## Data provided
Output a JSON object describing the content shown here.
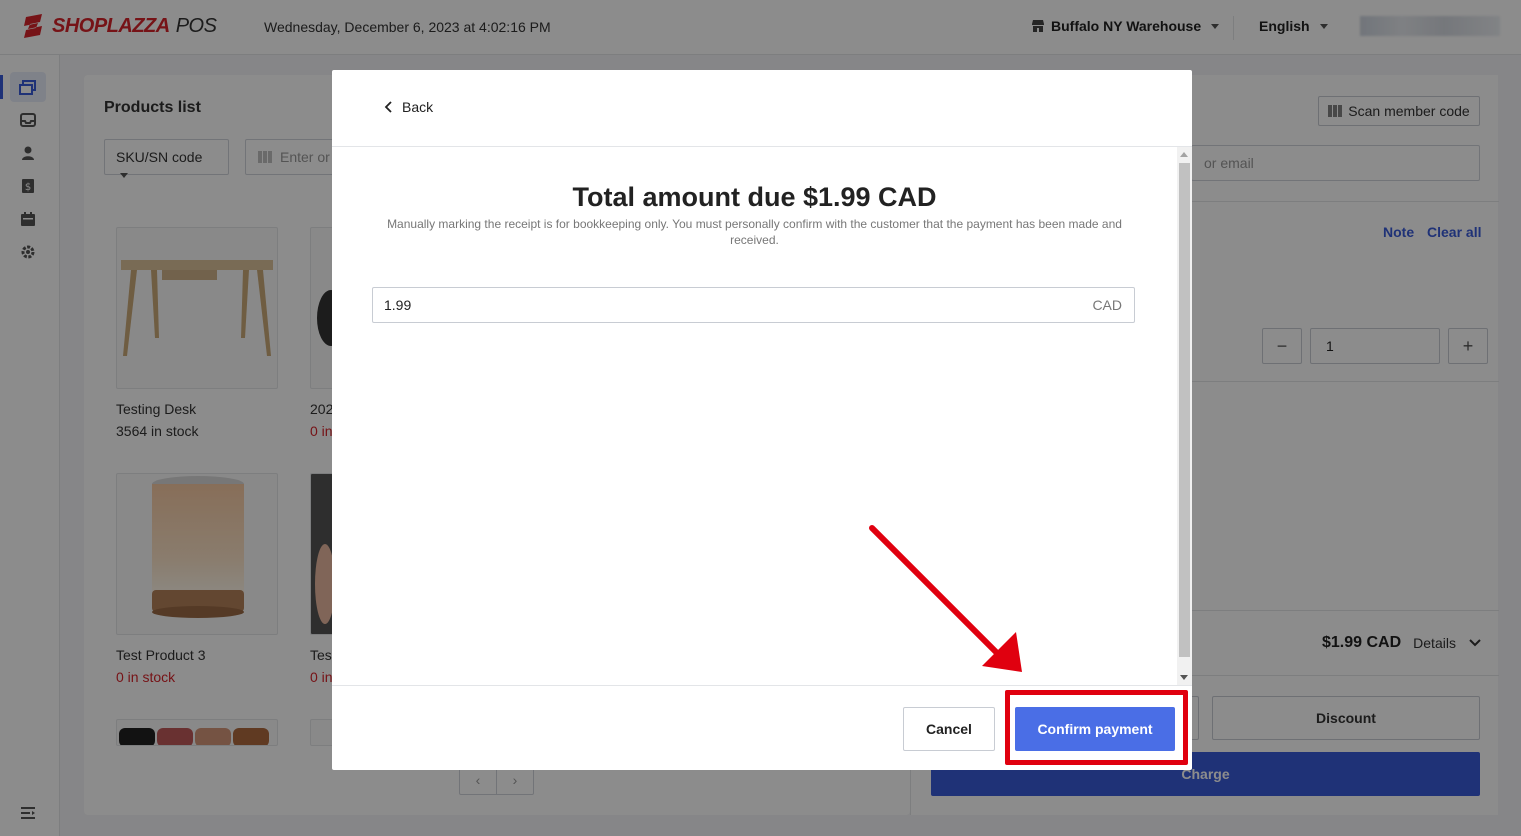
{
  "header": {
    "brand_name": "SHOPLAZZA",
    "brand_suffix": "POS",
    "datetime": "Wednesday, December 6, 2023 at 4:02:16 PM",
    "location": "Buffalo NY Warehouse",
    "language": "English"
  },
  "colors": {
    "brand_red": "#d8242b",
    "accent_blue": "#3a5bd9",
    "confirm_blue": "#4a6ee6",
    "annotation_red": "#e0000f"
  },
  "sidebar": {
    "items": [
      {
        "icon": "register-icon",
        "active": true
      },
      {
        "icon": "inbox-icon",
        "active": false
      },
      {
        "icon": "customer-icon",
        "active": false
      },
      {
        "icon": "dollar-icon",
        "active": false
      },
      {
        "icon": "calendar-icon",
        "active": false
      },
      {
        "icon": "gear-icon",
        "active": false
      }
    ],
    "bottom_icon": "menu-expand-icon"
  },
  "products": {
    "title": "Products list",
    "filter_select": "SKU/SN code",
    "search_placeholder": "Enter or",
    "items": [
      {
        "name": "Testing Desk",
        "stock": "3564 in stock"
      },
      {
        "name": "202",
        "stock": "0 in"
      },
      {
        "name": "Test Product 3",
        "stock": "0 in stock"
      },
      {
        "name": "Test",
        "stock": "0 in"
      }
    ]
  },
  "cart": {
    "scan_member_label": "Scan member code",
    "member_search_placeholder": "or email",
    "note_label": "Note",
    "clear_all_label": "Clear all",
    "quantity": "1",
    "total": "$1.99 CAD",
    "details_label": "Details",
    "discount_label": "Discount",
    "charge_label": "Charge"
  },
  "modal": {
    "back_label": "Back",
    "title": "Total amount due $1.99 CAD",
    "note": "Manually marking the receipt is for bookkeeping only. You must personally confirm with the customer that the payment has been made and received.",
    "amount_value": "1.99",
    "currency": "CAD",
    "cancel_label": "Cancel",
    "confirm_label": "Confirm payment"
  }
}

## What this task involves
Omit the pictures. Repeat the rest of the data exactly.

## Solution for this task
Output a JSON object describing the content shown here.
{
  "header": {
    "brand_name": "SHOPLAZZA",
    "brand_suffix": "POS",
    "datetime": "Wednesday, December 6, 2023 at 4:02:16 PM",
    "location": "Buffalo NY Warehouse",
    "language": "English"
  },
  "colors": {
    "brand_red": "#d8242b",
    "accent_blue": "#3a5bd9",
    "confirm_blue": "#4a6ee6",
    "annotation_red": "#e0000f"
  },
  "sidebar": {
    "items": [
      {
        "icon": "register-icon",
        "active": true
      },
      {
        "icon": "inbox-icon",
        "active": false
      },
      {
        "icon": "customer-icon",
        "active": false
      },
      {
        "icon": "dollar-icon",
        "active": false
      },
      {
        "icon": "calendar-icon",
        "active": false
      },
      {
        "icon": "gear-icon",
        "active": false
      }
    ],
    "bottom_icon": "menu-expand-icon"
  },
  "products": {
    "title": "Products list",
    "filter_select": "SKU/SN code",
    "search_placeholder": "Enter or",
    "items": [
      {
        "name": "Testing Desk",
        "stock": "3564 in stock"
      },
      {
        "name": "202",
        "stock": "0 in"
      },
      {
        "name": "Test Product 3",
        "stock": "0 in stock"
      },
      {
        "name": "Test",
        "stock": "0 in"
      }
    ]
  },
  "cart": {
    "scan_member_label": "Scan member code",
    "member_search_placeholder": "or email",
    "note_label": "Note",
    "clear_all_label": "Clear all",
    "quantity": "1",
    "total": "$1.99 CAD",
    "details_label": "Details",
    "discount_label": "Discount",
    "charge_label": "Charge"
  },
  "modal": {
    "back_label": "Back",
    "title": "Total amount due $1.99 CAD",
    "note": "Manually marking the receipt is for bookkeeping only. You must personally confirm with the customer that the payment has been made and received.",
    "amount_value": "1.99",
    "currency": "CAD",
    "cancel_label": "Cancel",
    "confirm_label": "Confirm payment"
  }
}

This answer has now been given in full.